Stored dataset items:
┄┄┄┄┄┄┄┄┄┄┄┄┄┄┄┄┄┄┄┄

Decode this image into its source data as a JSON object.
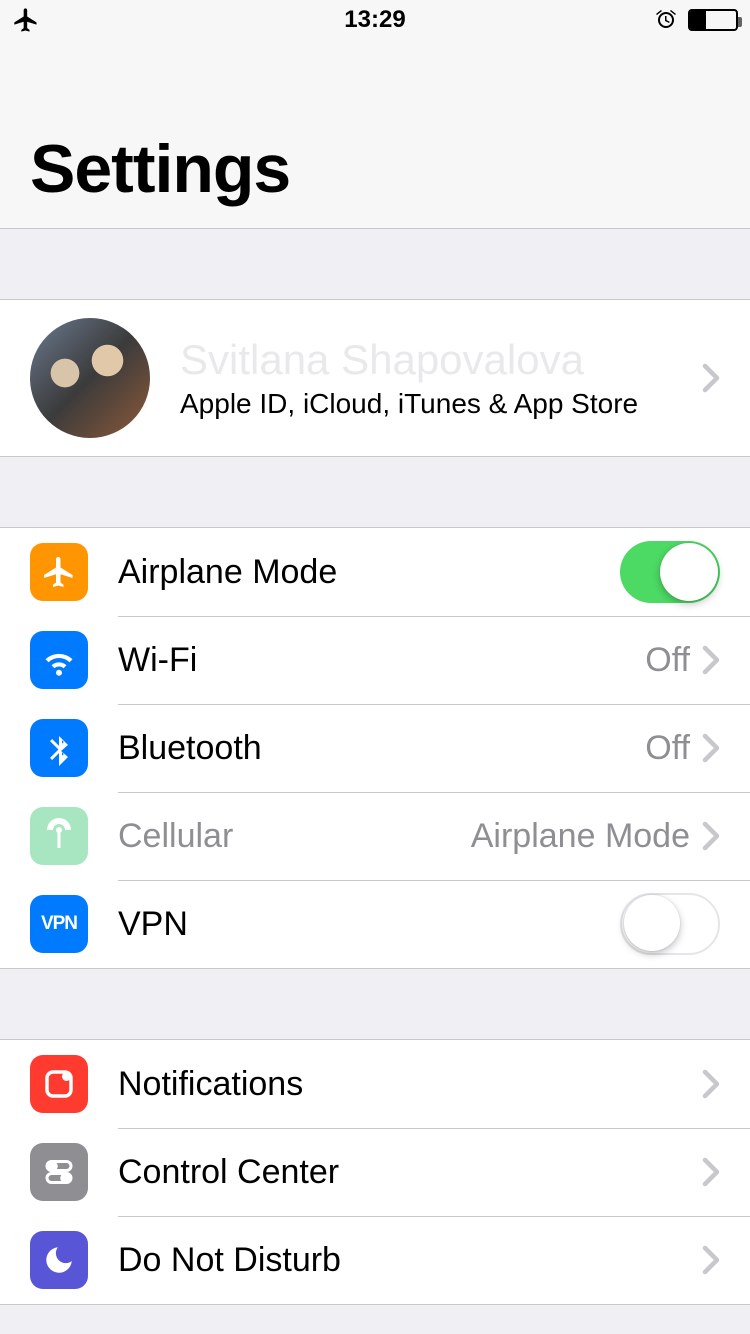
{
  "status_bar": {
    "time": "13:29"
  },
  "header": {
    "title": "Settings"
  },
  "profile": {
    "name": "Svitlana Shapovalova",
    "subtitle": "Apple ID, iCloud, iTunes & App Store"
  },
  "connectivity": {
    "airplane": {
      "label": "Airplane Mode",
      "on": true
    },
    "wifi": {
      "label": "Wi-Fi",
      "value": "Off"
    },
    "bluetooth": {
      "label": "Bluetooth",
      "value": "Off"
    },
    "cellular": {
      "label": "Cellular",
      "value": "Airplane Mode",
      "disabled": true
    },
    "vpn": {
      "label": "VPN",
      "icon_text": "VPN",
      "on": false
    }
  },
  "system": {
    "notifications": {
      "label": "Notifications"
    },
    "control_center": {
      "label": "Control Center"
    },
    "dnd": {
      "label": "Do Not Disturb"
    }
  }
}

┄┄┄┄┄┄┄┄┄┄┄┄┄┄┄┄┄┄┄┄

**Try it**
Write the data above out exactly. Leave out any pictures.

**Reply**
Decode this image into its source data as a JSON object.
{
  "status_bar": {
    "time": "13:29"
  },
  "header": {
    "title": "Settings"
  },
  "profile": {
    "name": "Svitlana Shapovalova",
    "subtitle": "Apple ID, iCloud, iTunes & App Store"
  },
  "connectivity": {
    "airplane": {
      "label": "Airplane Mode",
      "on": true
    },
    "wifi": {
      "label": "Wi-Fi",
      "value": "Off"
    },
    "bluetooth": {
      "label": "Bluetooth",
      "value": "Off"
    },
    "cellular": {
      "label": "Cellular",
      "value": "Airplane Mode",
      "disabled": true
    },
    "vpn": {
      "label": "VPN",
      "icon_text": "VPN",
      "on": false
    }
  },
  "system": {
    "notifications": {
      "label": "Notifications"
    },
    "control_center": {
      "label": "Control Center"
    },
    "dnd": {
      "label": "Do Not Disturb"
    }
  }
}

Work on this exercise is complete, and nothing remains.